╔══
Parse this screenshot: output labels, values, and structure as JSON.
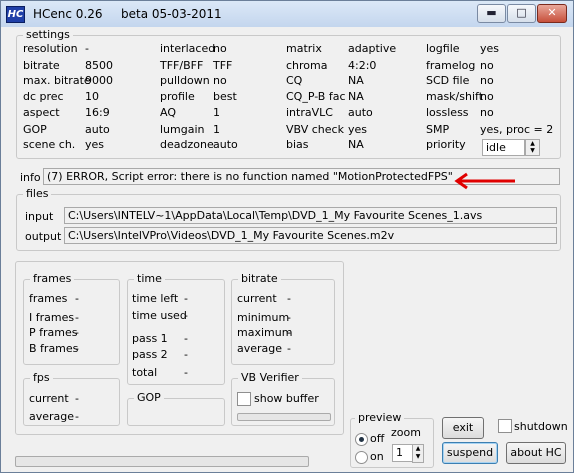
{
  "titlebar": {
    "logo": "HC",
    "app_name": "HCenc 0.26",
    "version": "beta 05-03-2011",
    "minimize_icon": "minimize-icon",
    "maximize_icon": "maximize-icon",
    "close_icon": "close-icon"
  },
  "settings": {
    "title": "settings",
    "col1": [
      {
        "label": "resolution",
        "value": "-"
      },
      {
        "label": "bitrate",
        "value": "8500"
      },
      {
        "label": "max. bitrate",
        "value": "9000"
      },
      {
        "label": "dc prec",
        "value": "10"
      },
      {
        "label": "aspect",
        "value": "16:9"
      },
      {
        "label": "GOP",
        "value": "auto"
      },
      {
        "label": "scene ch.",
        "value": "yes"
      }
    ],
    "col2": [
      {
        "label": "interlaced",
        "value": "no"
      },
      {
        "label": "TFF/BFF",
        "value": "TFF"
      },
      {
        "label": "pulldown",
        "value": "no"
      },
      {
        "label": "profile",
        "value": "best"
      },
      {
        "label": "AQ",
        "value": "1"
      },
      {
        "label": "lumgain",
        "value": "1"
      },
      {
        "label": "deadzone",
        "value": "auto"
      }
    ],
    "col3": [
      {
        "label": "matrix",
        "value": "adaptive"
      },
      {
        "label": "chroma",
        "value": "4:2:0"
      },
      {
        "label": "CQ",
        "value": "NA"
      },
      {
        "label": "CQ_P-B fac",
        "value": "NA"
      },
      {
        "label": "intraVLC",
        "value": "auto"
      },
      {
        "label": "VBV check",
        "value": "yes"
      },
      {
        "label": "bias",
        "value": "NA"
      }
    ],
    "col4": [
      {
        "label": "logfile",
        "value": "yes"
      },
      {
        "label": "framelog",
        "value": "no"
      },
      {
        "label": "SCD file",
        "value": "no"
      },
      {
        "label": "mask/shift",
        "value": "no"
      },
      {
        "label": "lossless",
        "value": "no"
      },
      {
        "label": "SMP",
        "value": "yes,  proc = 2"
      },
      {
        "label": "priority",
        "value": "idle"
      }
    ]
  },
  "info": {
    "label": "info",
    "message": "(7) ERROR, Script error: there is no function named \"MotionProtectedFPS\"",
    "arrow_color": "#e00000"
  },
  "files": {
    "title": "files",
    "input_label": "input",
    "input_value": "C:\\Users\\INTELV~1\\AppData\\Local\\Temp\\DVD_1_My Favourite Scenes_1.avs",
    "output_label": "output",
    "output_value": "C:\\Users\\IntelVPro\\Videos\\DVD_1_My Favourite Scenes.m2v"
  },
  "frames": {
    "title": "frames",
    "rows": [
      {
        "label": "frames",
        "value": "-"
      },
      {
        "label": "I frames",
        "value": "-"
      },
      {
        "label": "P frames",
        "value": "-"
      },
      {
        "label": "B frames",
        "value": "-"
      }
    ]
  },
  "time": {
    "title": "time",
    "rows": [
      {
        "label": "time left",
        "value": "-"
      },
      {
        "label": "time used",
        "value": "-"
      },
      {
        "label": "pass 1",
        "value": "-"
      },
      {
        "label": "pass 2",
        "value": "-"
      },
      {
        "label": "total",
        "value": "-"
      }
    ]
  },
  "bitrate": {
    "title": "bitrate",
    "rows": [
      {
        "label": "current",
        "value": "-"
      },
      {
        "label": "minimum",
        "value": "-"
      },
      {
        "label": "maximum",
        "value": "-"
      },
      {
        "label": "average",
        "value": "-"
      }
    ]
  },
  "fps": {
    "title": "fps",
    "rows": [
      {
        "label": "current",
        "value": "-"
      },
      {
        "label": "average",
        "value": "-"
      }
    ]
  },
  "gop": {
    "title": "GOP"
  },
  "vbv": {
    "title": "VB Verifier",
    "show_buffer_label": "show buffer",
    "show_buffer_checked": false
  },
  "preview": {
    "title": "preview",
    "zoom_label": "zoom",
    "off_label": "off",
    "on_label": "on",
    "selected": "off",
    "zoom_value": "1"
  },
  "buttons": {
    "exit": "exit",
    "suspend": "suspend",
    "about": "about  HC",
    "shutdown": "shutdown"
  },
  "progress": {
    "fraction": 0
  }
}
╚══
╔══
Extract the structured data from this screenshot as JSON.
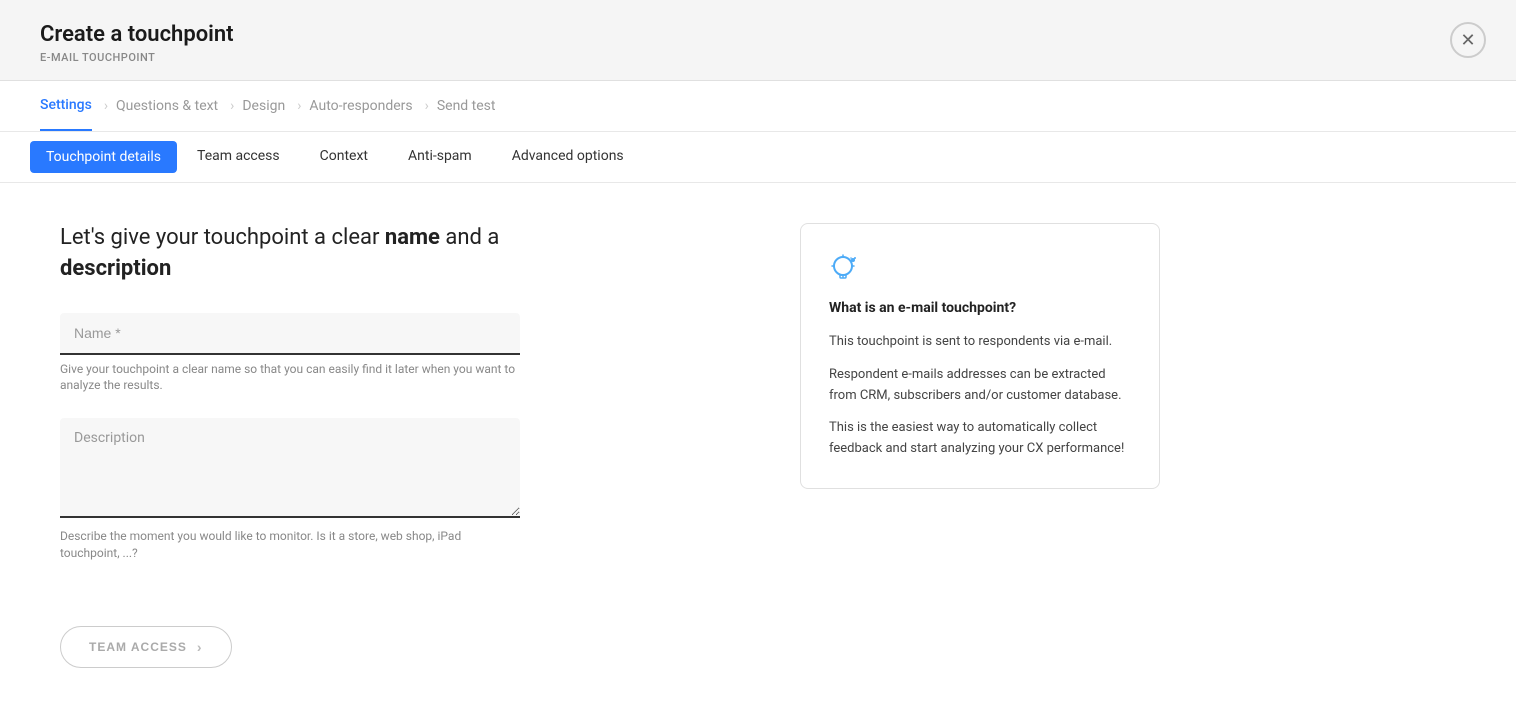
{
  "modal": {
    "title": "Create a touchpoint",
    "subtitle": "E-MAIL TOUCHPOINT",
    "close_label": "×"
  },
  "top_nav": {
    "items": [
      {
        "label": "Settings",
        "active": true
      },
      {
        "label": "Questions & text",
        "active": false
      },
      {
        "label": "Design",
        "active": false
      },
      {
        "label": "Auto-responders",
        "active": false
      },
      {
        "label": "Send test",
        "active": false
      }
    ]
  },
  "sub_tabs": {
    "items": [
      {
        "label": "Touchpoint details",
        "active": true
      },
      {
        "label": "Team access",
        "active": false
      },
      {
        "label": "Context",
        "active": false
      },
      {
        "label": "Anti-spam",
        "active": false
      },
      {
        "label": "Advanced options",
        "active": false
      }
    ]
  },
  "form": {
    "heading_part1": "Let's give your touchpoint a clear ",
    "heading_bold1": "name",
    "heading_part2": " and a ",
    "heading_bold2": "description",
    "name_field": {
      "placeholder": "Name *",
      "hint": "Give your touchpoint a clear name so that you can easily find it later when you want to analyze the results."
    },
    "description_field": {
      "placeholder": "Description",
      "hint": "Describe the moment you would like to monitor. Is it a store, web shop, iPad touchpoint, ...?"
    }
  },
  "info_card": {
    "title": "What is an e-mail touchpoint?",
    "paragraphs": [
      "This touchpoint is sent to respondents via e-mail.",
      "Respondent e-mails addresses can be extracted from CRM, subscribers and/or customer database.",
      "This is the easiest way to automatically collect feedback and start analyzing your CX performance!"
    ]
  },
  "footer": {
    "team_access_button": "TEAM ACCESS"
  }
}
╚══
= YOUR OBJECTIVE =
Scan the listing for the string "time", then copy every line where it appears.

= RESULT FOR THIS TASK =
  "time": {
    "title": "time",
        "label": "time left",
        "label": "time used",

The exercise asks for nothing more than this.